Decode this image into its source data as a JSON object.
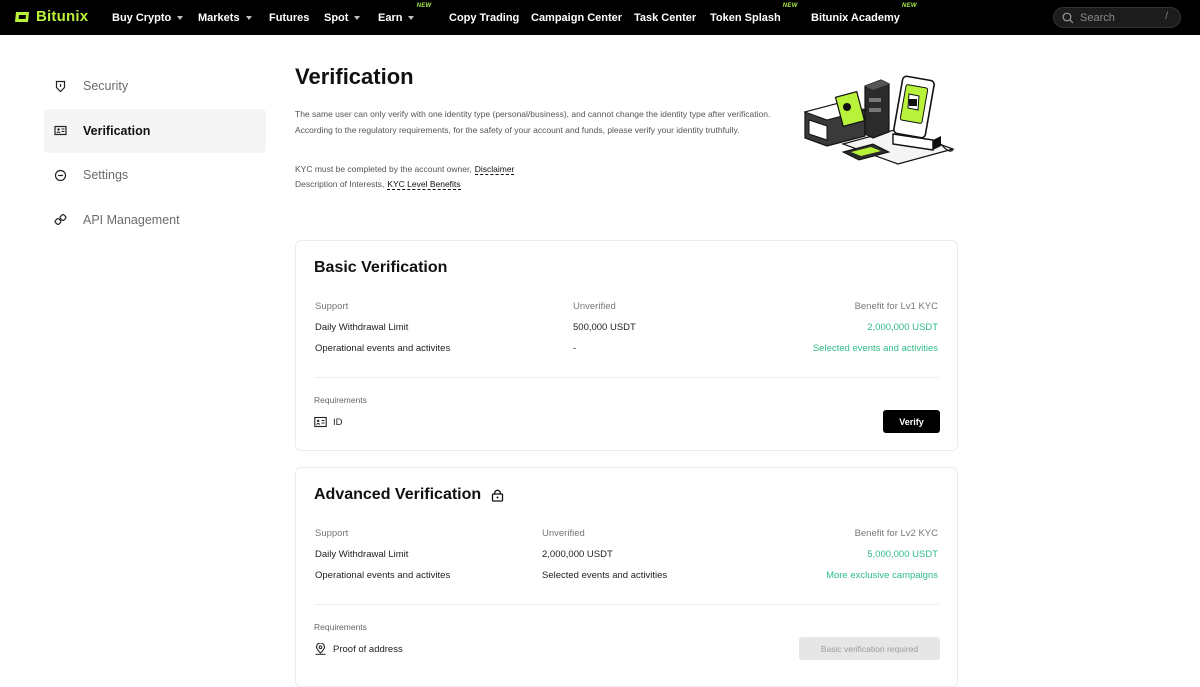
{
  "brand": {
    "name": "Bitunix",
    "color": "#b8f23b"
  },
  "nav": {
    "items": [
      {
        "label": "Buy Crypto",
        "caret": true,
        "new": false
      },
      {
        "label": "Markets",
        "caret": true,
        "new": false
      },
      {
        "label": "Futures",
        "caret": false,
        "new": false
      },
      {
        "label": "Spot",
        "caret": true,
        "new": false
      },
      {
        "label": "Earn",
        "caret": true,
        "new": true
      },
      {
        "label": "Copy Trading",
        "caret": false,
        "new": false
      },
      {
        "label": "Campaign Center",
        "caret": false,
        "new": false
      },
      {
        "label": "Task Center",
        "caret": false,
        "new": false
      },
      {
        "label": "Token Splash",
        "caret": false,
        "new": true
      },
      {
        "label": "Bitunix Academy",
        "caret": false,
        "new": true
      }
    ],
    "new_badge": "NEW",
    "search_placeholder": "Search",
    "search_shortcut": "/"
  },
  "sidebar": {
    "items": [
      {
        "label": "Security",
        "icon": "shield-icon",
        "active": false
      },
      {
        "label": "Verification",
        "icon": "id-card-icon",
        "active": true
      },
      {
        "label": "Settings",
        "icon": "settings-icon",
        "active": false
      },
      {
        "label": "API Management",
        "icon": "link-icon",
        "active": false
      }
    ]
  },
  "page": {
    "title": "Verification",
    "intro_1": "The same user can only verify with one identity type (personal/business), and cannot change the identity type after verification.",
    "intro_2": "According to the regulatory requirements, for the safety of your account and funds, please verify your identity truthfully.",
    "kyc_prefix": "KYC must be completed by the account owner,",
    "kyc_link": "Disclaimer",
    "interest_prefix": "Description of Interests,",
    "interest_link": "KYC Level Benefits"
  },
  "basic": {
    "title": "Basic Verification",
    "col1": "Support",
    "col2": "Unverified",
    "col3": "Benefit for Lv1 KYC",
    "row1": {
      "label": "Daily Withdrawal Limit",
      "unverified": "500,000  USDT",
      "benefit": "2,000,000  USDT"
    },
    "row2": {
      "label": "Operational events and activites",
      "unverified": "-",
      "benefit": "Selected events and activities"
    },
    "req_label": "Requirements",
    "req_item": "ID",
    "button": "Verify"
  },
  "advanced": {
    "title": "Advanced Verification",
    "col1": "Support",
    "col2": "Unverified",
    "col3": "Benefit for Lv2 KYC",
    "row1": {
      "label": "Daily Withdrawal Limit",
      "unverified": "2,000,000  USDT",
      "benefit": "5,000,000  USDT"
    },
    "row2": {
      "label": "Operational events and activites",
      "unverified": "Selected events and activities",
      "benefit": "More exclusive campaigns"
    },
    "req_label": "Requirements",
    "req_item": "Proof of address",
    "button": "Basic verification required"
  },
  "colors": {
    "accent_green": "#2ebd85",
    "nav_bg": "#000000"
  }
}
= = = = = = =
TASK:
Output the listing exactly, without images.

SOLVED EXERCISE:
Decode this image into its source data as a JSON object.
{
  "brand": {
    "name": "Bitunix",
    "color": "#b8f23b"
  },
  "nav": {
    "items": [
      {
        "label": "Buy Crypto",
        "caret": true,
        "new": false
      },
      {
        "label": "Markets",
        "caret": true,
        "new": false
      },
      {
        "label": "Futures",
        "caret": false,
        "new": false
      },
      {
        "label": "Spot",
        "caret": true,
        "new": false
      },
      {
        "label": "Earn",
        "caret": true,
        "new": true
      },
      {
        "label": "Copy Trading",
        "caret": false,
        "new": false
      },
      {
        "label": "Campaign Center",
        "caret": false,
        "new": false
      },
      {
        "label": "Task Center",
        "caret": false,
        "new": false
      },
      {
        "label": "Token Splash",
        "caret": false,
        "new": true
      },
      {
        "label": "Bitunix Academy",
        "caret": false,
        "new": true
      }
    ],
    "new_badge": "NEW",
    "search_placeholder": "Search",
    "search_shortcut": "/"
  },
  "sidebar": {
    "items": [
      {
        "label": "Security",
        "icon": "shield-icon",
        "active": false
      },
      {
        "label": "Verification",
        "icon": "id-card-icon",
        "active": true
      },
      {
        "label": "Settings",
        "icon": "settings-icon",
        "active": false
      },
      {
        "label": "API Management",
        "icon": "link-icon",
        "active": false
      }
    ]
  },
  "page": {
    "title": "Verification",
    "intro_1": "The same user can only verify with one identity type (personal/business), and cannot change the identity type after verification.",
    "intro_2": "According to the regulatory requirements, for the safety of your account and funds, please verify your identity truthfully.",
    "kyc_prefix": "KYC must be completed by the account owner,",
    "kyc_link": "Disclaimer",
    "interest_prefix": "Description of Interests,",
    "interest_link": "KYC Level Benefits"
  },
  "basic": {
    "title": "Basic Verification",
    "col1": "Support",
    "col2": "Unverified",
    "col3": "Benefit for Lv1 KYC",
    "row1": {
      "label": "Daily Withdrawal Limit",
      "unverified": "500,000  USDT",
      "benefit": "2,000,000  USDT"
    },
    "row2": {
      "label": "Operational events and activites",
      "unverified": "-",
      "benefit": "Selected events and activities"
    },
    "req_label": "Requirements",
    "req_item": "ID",
    "button": "Verify"
  },
  "advanced": {
    "title": "Advanced Verification",
    "col1": "Support",
    "col2": "Unverified",
    "col3": "Benefit for Lv2 KYC",
    "row1": {
      "label": "Daily Withdrawal Limit",
      "unverified": "2,000,000  USDT",
      "benefit": "5,000,000  USDT"
    },
    "row2": {
      "label": "Operational events and activites",
      "unverified": "Selected events and activities",
      "benefit": "More exclusive campaigns"
    },
    "req_label": "Requirements",
    "req_item": "Proof of address",
    "button": "Basic verification required"
  },
  "colors": {
    "accent_green": "#2ebd85",
    "nav_bg": "#000000"
  }
}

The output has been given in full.